While other Labour councils have pulled out of the event altogether, Lib Peck and Lambeth have not.

Whatever platitudes she has to offer, campaigners - myself included - point to an array of sins coming from a borough synonymous with housing scandals.

Lambeth has over 20,000 on the waiting list, but has sold housing stock without replacing it; it has moved targets for 'affordable homes', demolished and gentrified estates and forced out established communities in the process. Furthermore, it has destroyed long-standing housing co-ops, closed, and threatened to close, sheltered housing, overcharged for poor repairs, and has overseen stock transfers and PFI time-bombs that have both led to crippling rents.

It's a crock, essentially, and the merciless and unforgiving way in which the ruling Labour group have carried out these actions makes a mockery of them when they try and pass the buck to the Coalition as taking the sole blame.

I've witnessed, first-hand, the poor attitude of Lambeth over the eviction of residents from so-called 'shortlife' housing co-ops and the consequent sell-off of social housing stock.

The co-ops have provided home to a diverse community for nearly 40 years, with many residents now elderly and vulnerable. They started up in the 1980s when local authorities actively encouraged the settlement (that had already begun) of decrepit houses left abandoned and Compulsory Purchase Ordered for demolition in the 1970s. The value of these homes now is now thrown in residents' faces as if it was their fault that they kept them standing.

What could have been a success story like Bonnington Square in Vauxhall has been spurned by a negligent council with no sense of history and no sense of decency as clear promises made to residents have been shamelessly broken.

To add insult to injury the council have denied - without a viable explanation - democratic recourse against the evictions including a Councillor Call for Action and a special meeting on evictions - even Freedom of Information requests have been shirked. Don't expect any straight answers from lead officers or councillors either. When asked direct questions they don't want to answer they simply say they have nothing further to add. How convenient.
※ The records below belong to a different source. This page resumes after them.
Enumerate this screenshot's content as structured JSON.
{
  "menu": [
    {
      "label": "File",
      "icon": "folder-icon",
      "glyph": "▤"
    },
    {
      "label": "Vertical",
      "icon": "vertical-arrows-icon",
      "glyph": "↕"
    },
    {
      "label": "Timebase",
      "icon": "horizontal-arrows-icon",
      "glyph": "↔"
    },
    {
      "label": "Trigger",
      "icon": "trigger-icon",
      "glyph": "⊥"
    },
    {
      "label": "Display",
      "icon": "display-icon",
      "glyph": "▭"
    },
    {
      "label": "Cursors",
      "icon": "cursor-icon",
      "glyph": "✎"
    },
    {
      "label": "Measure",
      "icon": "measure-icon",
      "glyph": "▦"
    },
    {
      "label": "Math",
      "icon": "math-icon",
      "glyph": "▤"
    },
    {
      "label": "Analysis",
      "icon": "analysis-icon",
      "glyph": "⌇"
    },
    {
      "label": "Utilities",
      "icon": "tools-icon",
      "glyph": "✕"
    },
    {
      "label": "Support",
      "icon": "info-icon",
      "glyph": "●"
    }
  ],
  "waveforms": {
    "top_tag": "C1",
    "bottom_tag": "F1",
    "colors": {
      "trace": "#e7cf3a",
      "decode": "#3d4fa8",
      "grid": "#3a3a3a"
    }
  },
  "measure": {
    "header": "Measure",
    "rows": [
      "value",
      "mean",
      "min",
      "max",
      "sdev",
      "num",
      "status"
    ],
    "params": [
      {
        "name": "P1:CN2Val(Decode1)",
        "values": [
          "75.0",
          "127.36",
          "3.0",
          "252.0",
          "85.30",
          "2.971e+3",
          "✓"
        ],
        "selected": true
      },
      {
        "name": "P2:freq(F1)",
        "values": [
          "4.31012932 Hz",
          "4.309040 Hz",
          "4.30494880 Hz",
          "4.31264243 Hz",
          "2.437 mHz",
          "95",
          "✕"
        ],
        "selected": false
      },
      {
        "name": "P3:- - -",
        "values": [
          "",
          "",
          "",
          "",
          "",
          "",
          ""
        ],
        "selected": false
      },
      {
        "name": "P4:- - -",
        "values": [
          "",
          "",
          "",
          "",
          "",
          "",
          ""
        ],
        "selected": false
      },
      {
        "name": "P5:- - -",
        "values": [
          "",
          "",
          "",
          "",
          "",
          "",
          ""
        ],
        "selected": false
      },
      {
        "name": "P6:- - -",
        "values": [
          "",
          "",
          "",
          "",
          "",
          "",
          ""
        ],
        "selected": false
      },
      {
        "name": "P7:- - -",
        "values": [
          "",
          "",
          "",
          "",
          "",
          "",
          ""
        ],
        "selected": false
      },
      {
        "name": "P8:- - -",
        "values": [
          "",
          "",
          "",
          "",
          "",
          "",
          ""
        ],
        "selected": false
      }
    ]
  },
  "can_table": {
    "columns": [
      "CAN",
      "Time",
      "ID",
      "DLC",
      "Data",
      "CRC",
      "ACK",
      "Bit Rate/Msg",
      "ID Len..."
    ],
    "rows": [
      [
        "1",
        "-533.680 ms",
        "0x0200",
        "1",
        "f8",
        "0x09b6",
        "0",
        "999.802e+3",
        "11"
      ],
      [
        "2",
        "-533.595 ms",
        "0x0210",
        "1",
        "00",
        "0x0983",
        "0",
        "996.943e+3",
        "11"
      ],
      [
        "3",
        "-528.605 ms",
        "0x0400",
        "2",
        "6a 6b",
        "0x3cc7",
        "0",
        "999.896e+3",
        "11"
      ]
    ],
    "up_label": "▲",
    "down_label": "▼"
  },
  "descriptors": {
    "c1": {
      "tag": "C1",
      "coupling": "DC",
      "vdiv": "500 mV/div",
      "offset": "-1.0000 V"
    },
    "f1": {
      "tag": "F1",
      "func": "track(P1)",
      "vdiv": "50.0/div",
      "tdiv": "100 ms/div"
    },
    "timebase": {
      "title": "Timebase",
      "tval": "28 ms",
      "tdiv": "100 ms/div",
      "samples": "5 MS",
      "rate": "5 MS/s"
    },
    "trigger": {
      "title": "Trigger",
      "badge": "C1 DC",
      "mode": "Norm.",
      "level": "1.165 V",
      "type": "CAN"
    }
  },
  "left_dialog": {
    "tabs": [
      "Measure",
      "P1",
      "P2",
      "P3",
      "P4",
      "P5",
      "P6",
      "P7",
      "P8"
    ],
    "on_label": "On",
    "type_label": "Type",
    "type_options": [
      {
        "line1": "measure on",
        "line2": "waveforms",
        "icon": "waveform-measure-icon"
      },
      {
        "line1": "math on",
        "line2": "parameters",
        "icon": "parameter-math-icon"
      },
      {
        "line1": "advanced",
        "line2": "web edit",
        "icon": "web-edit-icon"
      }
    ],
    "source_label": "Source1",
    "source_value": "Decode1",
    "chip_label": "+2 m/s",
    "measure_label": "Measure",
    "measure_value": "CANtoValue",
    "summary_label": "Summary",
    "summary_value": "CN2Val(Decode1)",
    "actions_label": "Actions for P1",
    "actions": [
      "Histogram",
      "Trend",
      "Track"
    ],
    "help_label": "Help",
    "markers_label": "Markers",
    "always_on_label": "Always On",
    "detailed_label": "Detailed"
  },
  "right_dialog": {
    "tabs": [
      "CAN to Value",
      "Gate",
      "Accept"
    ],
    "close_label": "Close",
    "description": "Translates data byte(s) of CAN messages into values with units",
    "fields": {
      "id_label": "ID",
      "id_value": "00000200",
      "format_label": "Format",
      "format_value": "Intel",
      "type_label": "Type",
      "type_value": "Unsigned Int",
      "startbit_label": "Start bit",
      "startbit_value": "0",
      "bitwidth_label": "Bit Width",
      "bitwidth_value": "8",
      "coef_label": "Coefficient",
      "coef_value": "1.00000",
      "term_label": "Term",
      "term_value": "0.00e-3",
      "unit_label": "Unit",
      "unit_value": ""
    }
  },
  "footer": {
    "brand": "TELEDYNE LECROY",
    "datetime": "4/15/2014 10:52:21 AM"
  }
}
Meanwhile, the human cost of this debacle has included one man who suffered a heart attack four days before his trial. He was subsequently in a coma for months and lost his hearing and ability to speak, now a full recovery will be a distant prospect - if possible at all. Among other travesties is the 64-year-old cancer sufferer who was issued with an eviction notice even though he agreed to move and who has now - campaigners believe - been threatened with an eviction from his new council house. Another resident was promised he would not be evicted only to return home one day to find bailiffs in his house. A resident with psychological condition was refused rehousing after he left his home hours before bailiffs arrived and an extremely vulnerable woman was only rehoused after the town hall was occupied. Then there is the ongoing threat against a 75-year-old community leader and basketball coach in Brixton.

Lambeth Council likes to think it is undergoing an image makeover, putting power in the hands of residents. On housing issues nothing could be further from the truth. Where they have excelled themselves here is to remind people why they don't bother with local politics or politicians. When I asked one previously supportive councillor why the promise that "Labour councillors will continue to fight for the right to remain in your home" had been broken, he replied: "That's politics."

You can almost smell the contempt from here, but if out elected representatives think they can get away with playing politics with people's homes - as we have also seen in Newham - they are quite wrong.

Julian Hall

http://www.lambethunitedhousingco-op.org.uk/